A U.S. District Court judge this week issued a ruling that temporarily prohibits California from freezing Medi-Cal reimbursement rates for intermediate care facilities that care for residents with developmental disabilities. Medi-Cal is California’s Medicaid program.
A permanent ruling is expected soon, possibly by the end of the week. However, even the temporary stay is a big victory for developmental services providers and their patients, according to Deborah Pacyna of the California Association of Health Facilities.
“These providers are required to provide quality care 24 hours a day, and yet they’re having to pay out of their own pockets to do that, to the point of possibly closing,” Pacyna said, adding, “They’re paying for patient assessments, staffing, fuel, food, in spite of being faced with this rate freeze, so we hope the judge recognizes this financial hardship.”
There are about 1,100 small intermediate care facilities, or ICFs, in the state.
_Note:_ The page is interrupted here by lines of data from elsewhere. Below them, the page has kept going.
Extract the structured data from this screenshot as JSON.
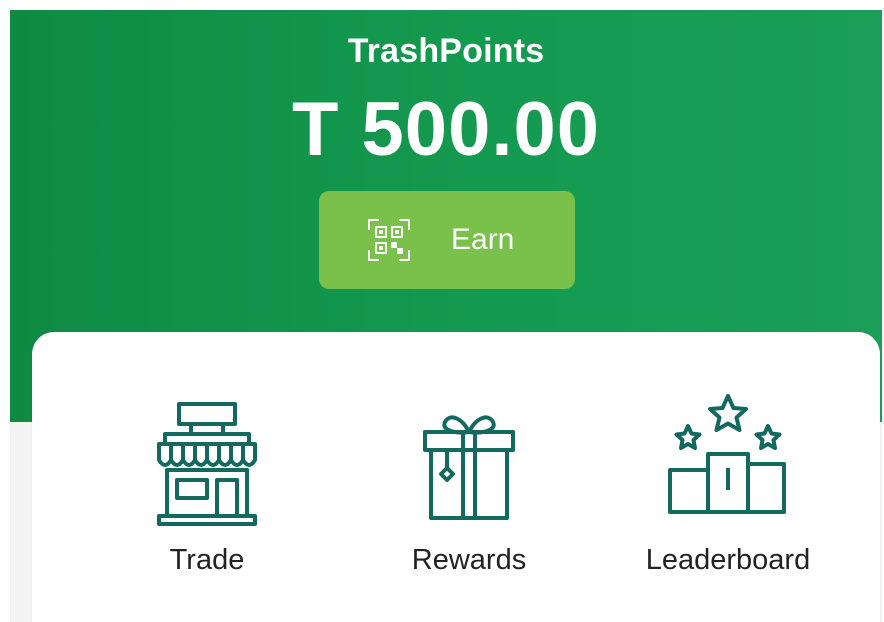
{
  "header": {
    "title": "TrashPoints",
    "balance": "T 500.00"
  },
  "earn_button": {
    "label": "Earn",
    "icon": "qr-scan-icon"
  },
  "actions": [
    {
      "label": "Trade",
      "icon": "storefront-icon"
    },
    {
      "label": "Rewards",
      "icon": "gift-box-icon"
    },
    {
      "label": "Leaderboard",
      "icon": "podium-stars-icon"
    }
  ],
  "colors": {
    "header_green": "#0f8a43",
    "button_green": "#79c14a",
    "icon_teal": "#13695e"
  }
}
These small, six-bed-maximum facilities — which usually are run out of individuals’ homes — offer care to people who often have severe mental and emotional issues, according to Pacyna.
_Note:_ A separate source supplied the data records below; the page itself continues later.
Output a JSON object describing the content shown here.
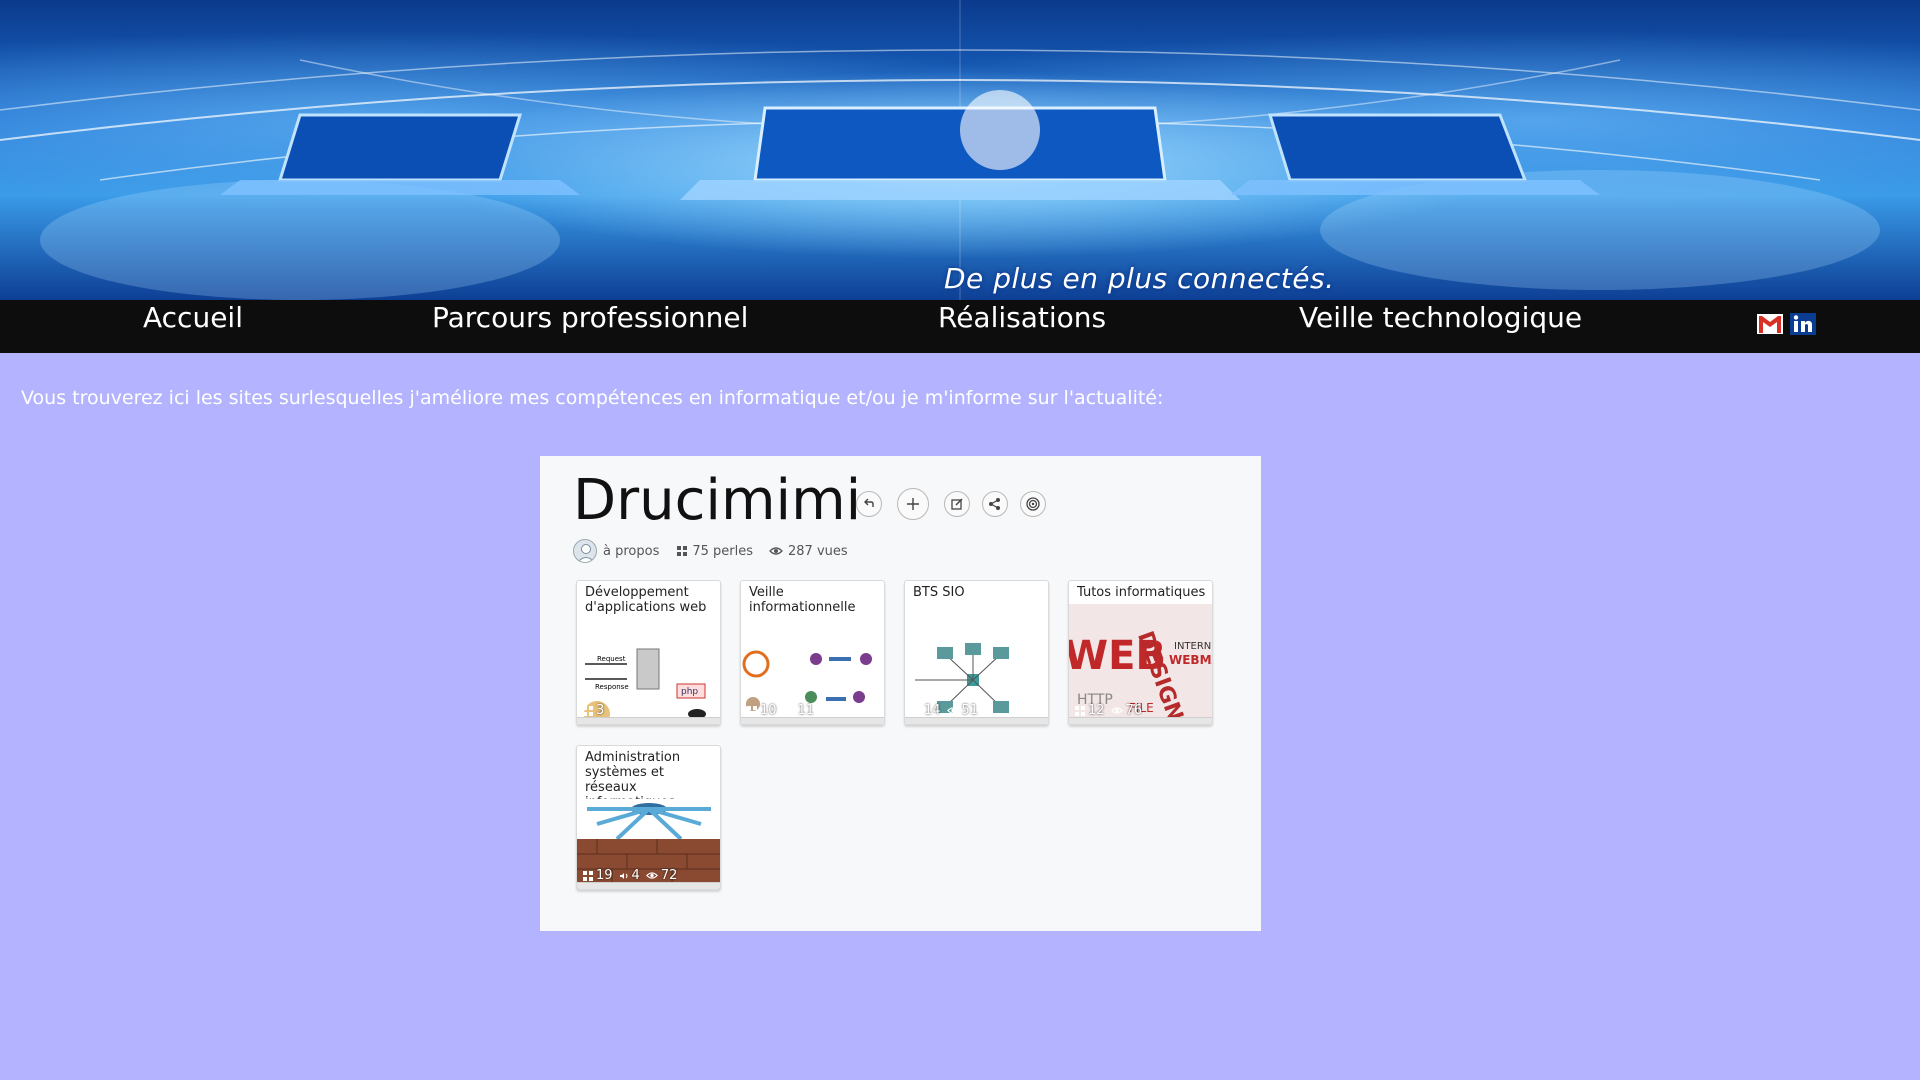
{
  "banner": {
    "tagline": "De plus en plus connectés."
  },
  "nav": {
    "items": [
      {
        "label": "Accueil"
      },
      {
        "label": "Parcours professionnel"
      },
      {
        "label": "Réalisations"
      },
      {
        "label": "Veille technologique"
      }
    ],
    "social": [
      {
        "icon": "gmail-icon",
        "color": "#d93025"
      },
      {
        "icon": "linkedin-icon",
        "color": "#0a66c2"
      }
    ]
  },
  "intro": "Vous trouverez ici les sites surlesquelles j'améliore mes compétences en informatique et/ou je m'informe sur l'actualité:",
  "widget": {
    "title": "Drucimimi",
    "buttons": [
      "back-icon",
      "plus-icon",
      "edit-icon",
      "share-icon",
      "target-icon"
    ],
    "about": "à propos",
    "pearls": "75 perles",
    "views": "287 vues",
    "cards": [
      {
        "title": "Développement d'applications web",
        "stats": [
          "3"
        ]
      },
      {
        "title": "Veille informationnelle",
        "stats": [
          "10",
          "11"
        ]
      },
      {
        "title": "BTS SIO",
        "stats": [
          "14",
          "51"
        ]
      },
      {
        "title": "Tutos informatiques",
        "stats": [
          "12",
          "76"
        ]
      },
      {
        "title": "Administration systèmes et réseaux informatiques",
        "stats": [
          "19",
          "4",
          "72"
        ]
      }
    ]
  },
  "colors": {
    "page_background": "#b3b3ff",
    "nav_background": "#0d0d0d",
    "widget_background": "#f7f8fa"
  }
}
Nearly all of the 6,500 people receiving care at these ICFs are Medi-Cal beneficiaries — which means, Pacyna said, that reimbursement rates already are below reasonable cost.
“These facilities operate on an extremely thin margin,” Pacyna said. “At some point you have to say, ‘How much longer can I do this?'”
Even if the judge changes the May 2 temporary prohibition on a rate freeze to more permanent status later this week, Pacyna said there’s still miles of legal landscape to walk.
“This is just the first step,” she said, adding, “We still would have to go back to state court to get the money [owed at a higher reimbursement rate].”
The alternative to the intermediate care facilities is not a pretty prospect, Pacyna said. “Without these ICFs, these clients would have to be re-institutionalized,” she said. “And of course that’s more expensive. I think everybody is in agreement that community-based settings are the right settings for these patients. No one wants to be in an institution if they can help it.”